MATERIAL PROVIDED START

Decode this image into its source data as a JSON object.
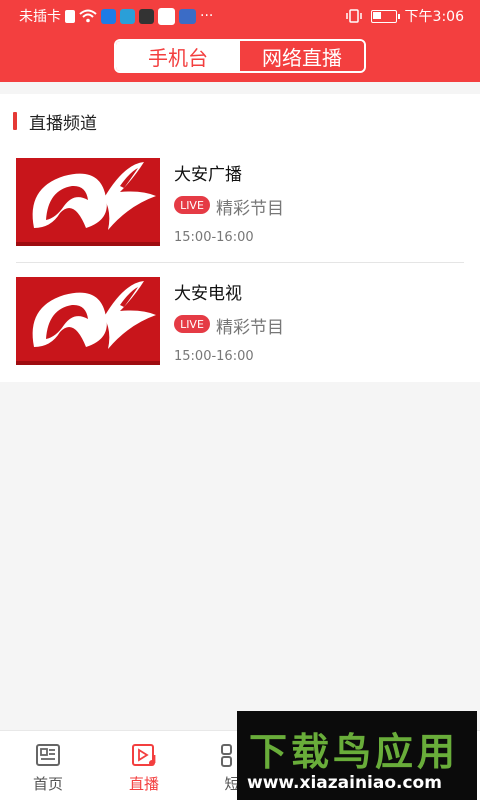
{
  "status_bar": {
    "carrier": "未插卡",
    "time": "下午3:06"
  },
  "header": {
    "tabs": [
      {
        "label": "手机台",
        "active": true
      },
      {
        "label": "网络直播",
        "active": false
      }
    ]
  },
  "section": {
    "title": "直播频道"
  },
  "channels": [
    {
      "name": "大安广播",
      "badge": "LIVE",
      "program": "精彩节目",
      "time": "15:00-16:00"
    },
    {
      "name": "大安电视",
      "badge": "LIVE",
      "program": "精彩节目",
      "time": "15:00-16:00"
    }
  ],
  "bottom_nav": [
    {
      "label": "首页",
      "icon": "news-icon",
      "active": false
    },
    {
      "label": "直播",
      "icon": "live-play-icon",
      "active": true
    },
    {
      "label": "短",
      "icon": "grid-icon",
      "active": false
    }
  ],
  "watermark": {
    "title": "下载鸟应用",
    "url": "www.xiazainiao.com"
  },
  "colors": {
    "brand_red": "#f33f3f",
    "live_badge": "#e53b45"
  }
}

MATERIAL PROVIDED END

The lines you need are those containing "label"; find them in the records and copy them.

        "label": "手机台",
        "label": "网络直播",
      "label": "首页",
      "label": "直播",
      "label": "短",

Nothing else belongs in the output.